In the listing below, which lines contain the string "structured"? Copy them all.
**** RECORDS FOR THE TASK
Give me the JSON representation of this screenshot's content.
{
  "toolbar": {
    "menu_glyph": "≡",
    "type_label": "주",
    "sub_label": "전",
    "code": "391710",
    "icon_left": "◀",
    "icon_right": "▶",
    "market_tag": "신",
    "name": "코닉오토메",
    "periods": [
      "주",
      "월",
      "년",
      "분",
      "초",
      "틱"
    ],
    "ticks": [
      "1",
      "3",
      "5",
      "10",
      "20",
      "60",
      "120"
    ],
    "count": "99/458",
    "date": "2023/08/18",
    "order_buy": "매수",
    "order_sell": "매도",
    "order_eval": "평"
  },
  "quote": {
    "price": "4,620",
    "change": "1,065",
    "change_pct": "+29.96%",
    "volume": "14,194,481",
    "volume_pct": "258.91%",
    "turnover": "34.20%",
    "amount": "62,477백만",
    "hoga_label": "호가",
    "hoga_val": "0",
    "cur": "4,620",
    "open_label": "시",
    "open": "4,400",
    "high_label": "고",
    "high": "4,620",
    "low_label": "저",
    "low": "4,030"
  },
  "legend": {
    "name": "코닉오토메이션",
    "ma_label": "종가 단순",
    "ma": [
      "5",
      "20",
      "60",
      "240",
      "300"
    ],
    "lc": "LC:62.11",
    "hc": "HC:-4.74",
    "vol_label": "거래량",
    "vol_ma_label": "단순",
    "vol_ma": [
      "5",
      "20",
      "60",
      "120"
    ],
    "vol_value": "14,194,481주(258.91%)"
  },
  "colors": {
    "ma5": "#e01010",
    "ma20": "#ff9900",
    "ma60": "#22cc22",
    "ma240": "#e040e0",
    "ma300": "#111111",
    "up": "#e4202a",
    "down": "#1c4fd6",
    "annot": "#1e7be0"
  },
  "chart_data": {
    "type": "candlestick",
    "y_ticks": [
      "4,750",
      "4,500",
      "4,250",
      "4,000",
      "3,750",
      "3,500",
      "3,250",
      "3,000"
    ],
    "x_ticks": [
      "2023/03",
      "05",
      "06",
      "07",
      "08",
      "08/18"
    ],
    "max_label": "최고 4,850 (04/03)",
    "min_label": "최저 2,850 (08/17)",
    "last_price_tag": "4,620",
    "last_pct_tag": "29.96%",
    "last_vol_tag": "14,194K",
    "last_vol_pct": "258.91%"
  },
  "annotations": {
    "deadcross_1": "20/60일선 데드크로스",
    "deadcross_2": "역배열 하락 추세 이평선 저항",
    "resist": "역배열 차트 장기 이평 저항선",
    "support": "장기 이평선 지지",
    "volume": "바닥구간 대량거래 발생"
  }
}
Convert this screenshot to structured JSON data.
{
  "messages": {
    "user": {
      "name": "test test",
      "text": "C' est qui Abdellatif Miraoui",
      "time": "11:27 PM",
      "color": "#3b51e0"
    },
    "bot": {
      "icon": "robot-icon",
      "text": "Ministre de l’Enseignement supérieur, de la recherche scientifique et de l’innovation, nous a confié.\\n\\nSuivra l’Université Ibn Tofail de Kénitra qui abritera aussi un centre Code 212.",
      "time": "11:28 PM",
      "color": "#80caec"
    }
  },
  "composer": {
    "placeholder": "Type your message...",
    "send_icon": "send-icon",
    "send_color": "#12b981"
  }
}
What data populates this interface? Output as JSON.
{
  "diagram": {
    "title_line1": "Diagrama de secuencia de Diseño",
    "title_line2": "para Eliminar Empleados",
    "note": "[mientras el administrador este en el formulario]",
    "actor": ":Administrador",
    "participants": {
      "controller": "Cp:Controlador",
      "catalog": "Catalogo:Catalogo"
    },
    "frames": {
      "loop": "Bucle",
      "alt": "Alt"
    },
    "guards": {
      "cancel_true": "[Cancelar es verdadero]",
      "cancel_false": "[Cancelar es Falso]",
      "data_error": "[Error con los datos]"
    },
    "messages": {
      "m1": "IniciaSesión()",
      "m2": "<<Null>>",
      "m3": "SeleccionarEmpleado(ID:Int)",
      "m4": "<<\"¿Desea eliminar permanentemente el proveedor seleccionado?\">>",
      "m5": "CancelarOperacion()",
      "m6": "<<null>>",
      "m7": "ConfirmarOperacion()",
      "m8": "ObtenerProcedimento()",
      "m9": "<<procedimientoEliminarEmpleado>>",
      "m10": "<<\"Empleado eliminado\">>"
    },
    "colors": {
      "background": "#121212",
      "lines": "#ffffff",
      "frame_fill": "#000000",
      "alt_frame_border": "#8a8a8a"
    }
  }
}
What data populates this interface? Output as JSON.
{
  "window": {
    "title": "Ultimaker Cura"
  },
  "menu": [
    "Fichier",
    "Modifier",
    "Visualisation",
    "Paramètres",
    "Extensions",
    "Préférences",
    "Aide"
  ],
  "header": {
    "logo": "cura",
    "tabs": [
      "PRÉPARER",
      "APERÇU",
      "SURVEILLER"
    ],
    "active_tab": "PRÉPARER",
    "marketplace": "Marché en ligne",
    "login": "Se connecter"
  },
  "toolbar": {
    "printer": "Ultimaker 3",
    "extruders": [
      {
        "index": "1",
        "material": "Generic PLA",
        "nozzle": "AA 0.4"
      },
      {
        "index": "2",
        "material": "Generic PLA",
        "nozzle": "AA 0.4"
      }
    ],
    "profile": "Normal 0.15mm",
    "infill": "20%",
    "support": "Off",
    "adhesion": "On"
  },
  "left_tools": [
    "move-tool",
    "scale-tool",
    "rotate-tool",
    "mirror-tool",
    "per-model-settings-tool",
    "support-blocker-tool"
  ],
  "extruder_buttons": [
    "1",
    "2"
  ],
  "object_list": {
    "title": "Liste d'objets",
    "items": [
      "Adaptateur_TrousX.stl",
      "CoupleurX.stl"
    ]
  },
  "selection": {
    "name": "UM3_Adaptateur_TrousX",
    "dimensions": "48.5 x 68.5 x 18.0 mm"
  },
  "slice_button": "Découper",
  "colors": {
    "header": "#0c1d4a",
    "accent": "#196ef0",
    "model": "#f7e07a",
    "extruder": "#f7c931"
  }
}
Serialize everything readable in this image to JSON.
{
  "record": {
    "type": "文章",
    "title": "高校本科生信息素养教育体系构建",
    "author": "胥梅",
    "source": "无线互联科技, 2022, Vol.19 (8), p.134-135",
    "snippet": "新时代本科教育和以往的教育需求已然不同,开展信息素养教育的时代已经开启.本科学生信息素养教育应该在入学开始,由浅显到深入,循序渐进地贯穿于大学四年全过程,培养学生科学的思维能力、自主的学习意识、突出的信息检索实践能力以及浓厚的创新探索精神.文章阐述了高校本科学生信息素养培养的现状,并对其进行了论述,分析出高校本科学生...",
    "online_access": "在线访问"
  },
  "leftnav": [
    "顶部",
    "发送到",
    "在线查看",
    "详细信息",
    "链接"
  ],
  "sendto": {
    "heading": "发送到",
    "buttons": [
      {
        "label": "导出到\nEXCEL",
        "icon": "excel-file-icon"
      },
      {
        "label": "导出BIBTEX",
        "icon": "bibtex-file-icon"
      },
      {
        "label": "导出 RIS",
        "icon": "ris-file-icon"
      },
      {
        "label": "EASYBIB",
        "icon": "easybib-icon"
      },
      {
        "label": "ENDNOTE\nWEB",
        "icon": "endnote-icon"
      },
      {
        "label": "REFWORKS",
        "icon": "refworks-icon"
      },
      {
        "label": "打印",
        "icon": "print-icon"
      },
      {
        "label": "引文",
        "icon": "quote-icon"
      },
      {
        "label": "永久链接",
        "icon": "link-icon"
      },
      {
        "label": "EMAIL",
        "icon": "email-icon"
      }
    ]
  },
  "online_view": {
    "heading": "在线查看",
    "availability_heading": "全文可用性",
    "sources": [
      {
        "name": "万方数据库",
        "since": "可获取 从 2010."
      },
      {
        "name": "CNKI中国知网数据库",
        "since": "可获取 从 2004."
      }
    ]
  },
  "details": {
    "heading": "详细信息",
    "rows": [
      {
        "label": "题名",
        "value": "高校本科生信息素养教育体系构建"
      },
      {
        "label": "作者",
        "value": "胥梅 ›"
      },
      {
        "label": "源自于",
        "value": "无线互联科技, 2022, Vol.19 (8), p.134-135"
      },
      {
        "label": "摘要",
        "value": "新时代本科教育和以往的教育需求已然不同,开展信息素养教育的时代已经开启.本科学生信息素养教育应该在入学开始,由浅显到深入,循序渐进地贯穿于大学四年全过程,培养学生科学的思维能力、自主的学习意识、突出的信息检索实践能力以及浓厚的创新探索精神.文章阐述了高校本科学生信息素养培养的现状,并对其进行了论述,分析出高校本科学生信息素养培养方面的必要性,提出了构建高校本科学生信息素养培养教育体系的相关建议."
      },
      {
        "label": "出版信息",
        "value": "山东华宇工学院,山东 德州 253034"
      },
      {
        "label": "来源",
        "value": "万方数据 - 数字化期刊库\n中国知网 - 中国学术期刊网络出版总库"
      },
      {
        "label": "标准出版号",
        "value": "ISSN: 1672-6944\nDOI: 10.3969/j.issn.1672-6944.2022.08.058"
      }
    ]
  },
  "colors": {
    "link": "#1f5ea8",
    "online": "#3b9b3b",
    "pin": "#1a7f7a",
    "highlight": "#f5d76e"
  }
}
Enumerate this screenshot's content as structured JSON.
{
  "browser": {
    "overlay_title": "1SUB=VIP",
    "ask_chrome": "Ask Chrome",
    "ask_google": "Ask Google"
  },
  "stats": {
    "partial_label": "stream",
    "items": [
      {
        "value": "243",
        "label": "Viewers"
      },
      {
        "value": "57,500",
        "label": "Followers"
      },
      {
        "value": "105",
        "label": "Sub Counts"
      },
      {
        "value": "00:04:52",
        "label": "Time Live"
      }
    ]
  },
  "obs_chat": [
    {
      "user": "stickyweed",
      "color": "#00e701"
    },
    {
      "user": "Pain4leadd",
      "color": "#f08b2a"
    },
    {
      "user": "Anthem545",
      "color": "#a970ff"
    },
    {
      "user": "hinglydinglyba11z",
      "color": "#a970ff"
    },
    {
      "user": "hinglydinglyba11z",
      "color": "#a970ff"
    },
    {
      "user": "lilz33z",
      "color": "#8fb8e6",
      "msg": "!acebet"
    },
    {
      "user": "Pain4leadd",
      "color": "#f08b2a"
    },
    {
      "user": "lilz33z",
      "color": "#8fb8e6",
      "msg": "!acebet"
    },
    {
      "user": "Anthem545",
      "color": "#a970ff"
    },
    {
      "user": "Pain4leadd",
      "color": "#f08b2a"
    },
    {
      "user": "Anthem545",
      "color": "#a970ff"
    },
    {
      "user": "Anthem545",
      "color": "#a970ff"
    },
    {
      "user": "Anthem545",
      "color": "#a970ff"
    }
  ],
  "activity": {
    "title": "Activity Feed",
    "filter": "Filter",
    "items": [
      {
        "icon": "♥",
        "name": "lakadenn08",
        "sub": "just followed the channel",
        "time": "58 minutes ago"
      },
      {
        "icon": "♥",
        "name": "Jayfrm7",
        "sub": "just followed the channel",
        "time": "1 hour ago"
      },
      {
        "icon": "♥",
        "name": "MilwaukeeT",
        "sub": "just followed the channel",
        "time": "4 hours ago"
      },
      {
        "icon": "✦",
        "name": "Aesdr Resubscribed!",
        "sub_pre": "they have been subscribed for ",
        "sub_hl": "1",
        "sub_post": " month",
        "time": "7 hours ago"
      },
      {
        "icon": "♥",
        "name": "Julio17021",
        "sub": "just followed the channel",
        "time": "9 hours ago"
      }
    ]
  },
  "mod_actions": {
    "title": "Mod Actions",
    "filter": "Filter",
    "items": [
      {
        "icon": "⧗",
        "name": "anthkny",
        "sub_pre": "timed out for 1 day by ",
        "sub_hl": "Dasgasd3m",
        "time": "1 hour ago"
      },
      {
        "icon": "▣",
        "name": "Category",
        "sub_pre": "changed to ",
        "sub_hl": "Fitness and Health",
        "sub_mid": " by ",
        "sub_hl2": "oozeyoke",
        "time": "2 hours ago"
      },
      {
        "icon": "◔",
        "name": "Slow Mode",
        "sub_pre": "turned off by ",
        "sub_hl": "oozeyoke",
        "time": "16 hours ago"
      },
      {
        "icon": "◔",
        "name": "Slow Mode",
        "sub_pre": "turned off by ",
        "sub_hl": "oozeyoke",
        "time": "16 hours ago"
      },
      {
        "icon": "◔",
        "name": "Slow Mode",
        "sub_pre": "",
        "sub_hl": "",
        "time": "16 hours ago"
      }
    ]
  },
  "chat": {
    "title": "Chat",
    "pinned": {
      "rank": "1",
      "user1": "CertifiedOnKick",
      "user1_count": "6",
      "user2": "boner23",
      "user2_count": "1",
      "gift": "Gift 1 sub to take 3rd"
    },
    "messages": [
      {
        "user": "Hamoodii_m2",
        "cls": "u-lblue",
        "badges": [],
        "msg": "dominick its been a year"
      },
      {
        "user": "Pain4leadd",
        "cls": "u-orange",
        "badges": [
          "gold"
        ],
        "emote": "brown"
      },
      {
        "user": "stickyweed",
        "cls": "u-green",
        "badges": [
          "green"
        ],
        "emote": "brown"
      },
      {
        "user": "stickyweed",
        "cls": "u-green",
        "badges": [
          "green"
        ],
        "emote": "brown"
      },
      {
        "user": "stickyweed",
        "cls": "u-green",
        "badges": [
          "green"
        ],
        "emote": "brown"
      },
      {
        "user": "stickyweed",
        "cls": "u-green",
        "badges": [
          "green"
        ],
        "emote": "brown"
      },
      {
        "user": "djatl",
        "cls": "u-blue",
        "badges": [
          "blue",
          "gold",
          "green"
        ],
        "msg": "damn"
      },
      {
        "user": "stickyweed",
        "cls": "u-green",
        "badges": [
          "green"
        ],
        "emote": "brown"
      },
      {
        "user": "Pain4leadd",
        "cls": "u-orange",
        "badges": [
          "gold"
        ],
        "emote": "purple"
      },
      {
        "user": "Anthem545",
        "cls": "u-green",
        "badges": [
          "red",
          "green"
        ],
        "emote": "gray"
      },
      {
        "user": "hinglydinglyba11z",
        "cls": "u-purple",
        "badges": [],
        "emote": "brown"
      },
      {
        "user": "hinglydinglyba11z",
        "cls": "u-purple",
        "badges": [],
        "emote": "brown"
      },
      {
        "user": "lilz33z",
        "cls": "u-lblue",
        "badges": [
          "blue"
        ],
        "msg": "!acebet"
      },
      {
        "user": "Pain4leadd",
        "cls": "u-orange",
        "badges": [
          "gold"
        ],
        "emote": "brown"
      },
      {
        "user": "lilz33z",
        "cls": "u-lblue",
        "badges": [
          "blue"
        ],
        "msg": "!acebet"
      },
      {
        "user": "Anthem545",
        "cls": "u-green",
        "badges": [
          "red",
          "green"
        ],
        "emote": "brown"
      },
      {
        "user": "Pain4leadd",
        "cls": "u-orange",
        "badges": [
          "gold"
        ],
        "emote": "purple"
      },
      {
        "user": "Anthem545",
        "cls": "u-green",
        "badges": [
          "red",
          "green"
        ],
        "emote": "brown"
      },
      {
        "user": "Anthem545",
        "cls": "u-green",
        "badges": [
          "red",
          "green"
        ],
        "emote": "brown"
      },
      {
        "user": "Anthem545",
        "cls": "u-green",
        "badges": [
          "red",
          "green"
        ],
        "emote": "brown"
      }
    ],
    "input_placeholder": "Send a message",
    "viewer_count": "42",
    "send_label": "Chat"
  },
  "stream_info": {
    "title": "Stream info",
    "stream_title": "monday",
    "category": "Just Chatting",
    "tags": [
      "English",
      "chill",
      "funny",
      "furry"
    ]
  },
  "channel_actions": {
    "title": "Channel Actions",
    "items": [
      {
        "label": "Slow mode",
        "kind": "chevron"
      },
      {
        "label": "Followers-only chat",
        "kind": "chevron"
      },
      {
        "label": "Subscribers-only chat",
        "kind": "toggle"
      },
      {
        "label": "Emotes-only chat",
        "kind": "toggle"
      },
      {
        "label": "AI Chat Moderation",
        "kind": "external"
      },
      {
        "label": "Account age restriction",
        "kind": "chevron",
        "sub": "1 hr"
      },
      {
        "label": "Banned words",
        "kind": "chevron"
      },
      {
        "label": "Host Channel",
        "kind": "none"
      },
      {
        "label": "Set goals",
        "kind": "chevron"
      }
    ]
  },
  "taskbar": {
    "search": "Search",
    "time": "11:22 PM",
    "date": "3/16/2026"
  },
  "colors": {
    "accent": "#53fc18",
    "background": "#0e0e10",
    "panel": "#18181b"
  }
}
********
### ANSWER BELOW
Convert this screenshot to structured JSON data.
Enumerate this screenshot's content as structured JSON.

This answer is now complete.